Critics in Cincinnati say the accelerator is part of a long-term plan to privatize public education, and the same theory exists in Indianapolis. It’s special interest groups with plenty of money, and "they have bought school boards all across the country, not just Indianapolis," said Doug Martin, author of "Hoosier School Heist."

Eventually, there will be a charter school on every corner, and the traditional public system will crumple due to lack of funding, Martin said. He thinks the battle is already lost, though, because there aren’t too many people on his side. It won’t be a quick takeover, but it will happen, he said.

"There’s no question about it, because there’s no fight against it," he said. "School privatization is going to happen."

‘Killinois Street’

Earl Martin Phalen says goodbye to Samaiya Wills at the end of the school day at George and Veronica Phalen Leadership Academy in Indianapolis Thursday, May 13, 2015. Every afternoon Phalen gives high-fives, fist bumps and hugs to the lines of scholars leaving for the day.

Phalen Academy is housed in an old Cadillac dealership on North Illinois Street. The windows are high and arching, letting in lots of natural light. The floor plan is open, and everything is bright, clean and freshly painted.
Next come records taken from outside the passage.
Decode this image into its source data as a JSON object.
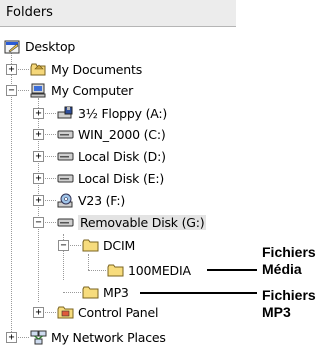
{
  "pane": {
    "title": "Folders"
  },
  "tree": {
    "desktop": "Desktop",
    "my_documents": "My Documents",
    "my_computer": "My Computer",
    "floppy": "3½ Floppy (A:)",
    "win2000": "WIN_2000 (C:)",
    "local_d": "Local Disk (D:)",
    "local_e": "Local Disk (E:)",
    "v23": "V23 (F:)",
    "removable": "Removable Disk (G:)",
    "dcim": "DCIM",
    "media100": "100MEDIA",
    "mp3": "MP3",
    "control_panel": "Control Panel",
    "network": "My Network Places"
  },
  "annotations": {
    "media_line1": "Fichiers",
    "media_line2": "Média",
    "mp3_line1": "Fichiers",
    "mp3_line2": "MP3"
  },
  "expander_symbols": {
    "plus": "+",
    "minus": "−"
  }
}
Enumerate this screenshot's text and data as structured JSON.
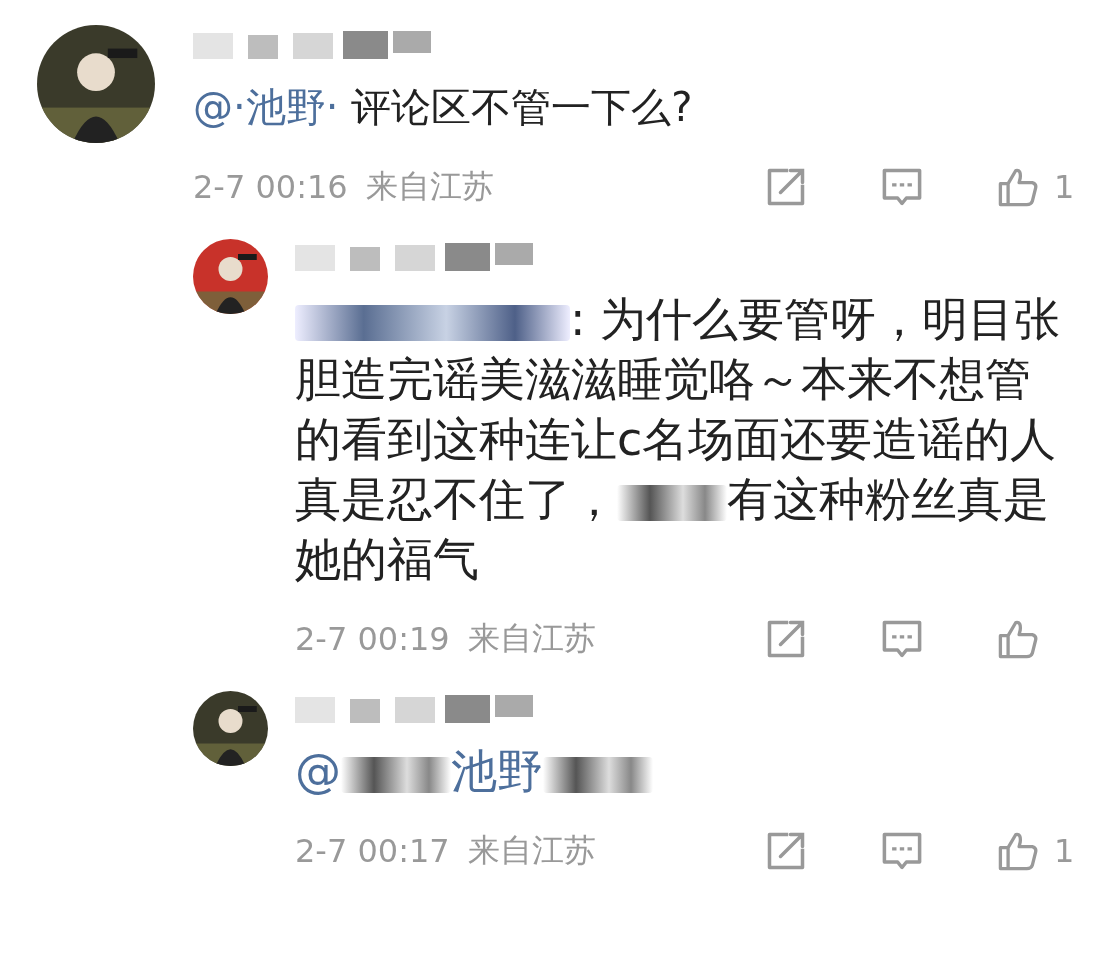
{
  "comments": [
    {
      "reply": false,
      "avatar": {
        "kind": "picture",
        "color": "#3a3a2a"
      },
      "body": [
        {
          "kind": "mention",
          "text": "@·池野·"
        },
        {
          "kind": "text",
          "text": " 评论区不管一下么?"
        }
      ],
      "time": "2-7 00:16",
      "location": "来自江苏",
      "likes": "1"
    },
    {
      "reply": true,
      "avatar": {
        "kind": "picture",
        "color": "#c8322a"
      },
      "body": [
        {
          "kind": "redacted_mention"
        },
        {
          "kind": "text",
          "text": ": 为什么要管呀，明目张胆造完谣美滋滋睡觉咯～本来不想管的看到这种连让c名场面还要造谣的人真是忍不住了，"
        },
        {
          "kind": "redacted"
        },
        {
          "kind": "text",
          "text": "有这种粉丝真是她的福气"
        }
      ],
      "time": "2-7 00:19",
      "location": "来自江苏"
    },
    {
      "reply": true,
      "avatar": {
        "kind": "picture",
        "color": "#3a3a2a"
      },
      "body": [
        {
          "kind": "mention",
          "text": "@"
        },
        {
          "kind": "redacted"
        },
        {
          "kind": "mention",
          "text": "池野"
        },
        {
          "kind": "redacted"
        }
      ],
      "time": "2-7 00:17",
      "location": "来自江苏",
      "likes": "1"
    }
  ]
}
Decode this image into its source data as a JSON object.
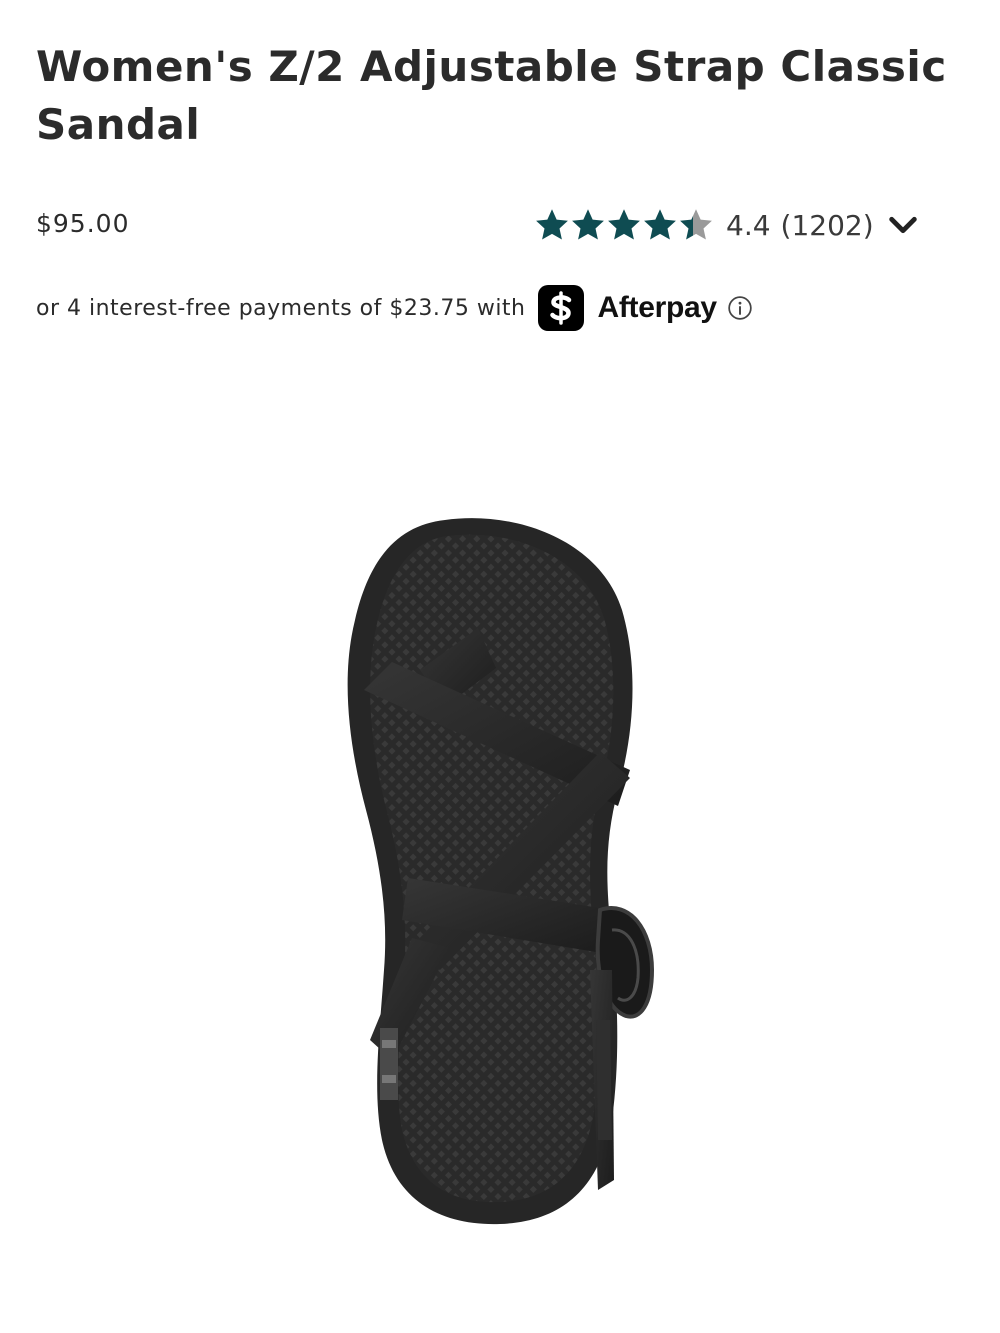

It’s a beautiful school, but it sort of belies the neighborhood outside. Around Indianapolis, Illinois Street has earned the moniker "Killinois Street," Phalen said. It’s a neighborhood full of violence, persistent poverty and a sense of hopelessness. People think "there is just no pathway out of here."

The Academy entrance is lined with photographs. On one wall, there are shots of Phalen’s family: his parents, George and Veronica, for whom the school is named, and his giant, extended, multi-race family. Phalen was in a foster home for the first couple years of his life before George and Veronica adopted him, he said.

On another wall are pictures of black American heroes, such as Harriet Tubman, Frederick Douglass and Rosa Parks. Ninety seven percent of Phalen Academy students are black, so the photographs are an inspiration and a reminder of what’s possible.

"All children really have just tremendous, innate, God-given potential," Phalen said. "Some are in schools, families and environments that help them thrive, and some children are in environments that hardly give them a chance. … We want to give our kids a chance."

Phalen is well aware of the criticism, particularly surrounding his partnership with IPS’ School 103, but he makes the same argument for his school that Cosby makes against: It’s a question of equity. School 103 has been in trouble for years, Phalen said. His results won’t be perfect or immediate, but it’s time for something different.

"What do you think the current future of children in that school is?" he asked. "For a decade, that school has been as bad as it is. Children deserve better. … If you’re opposed to that, OK, but I think we’re giving children at 103 and families at 103 access to hope."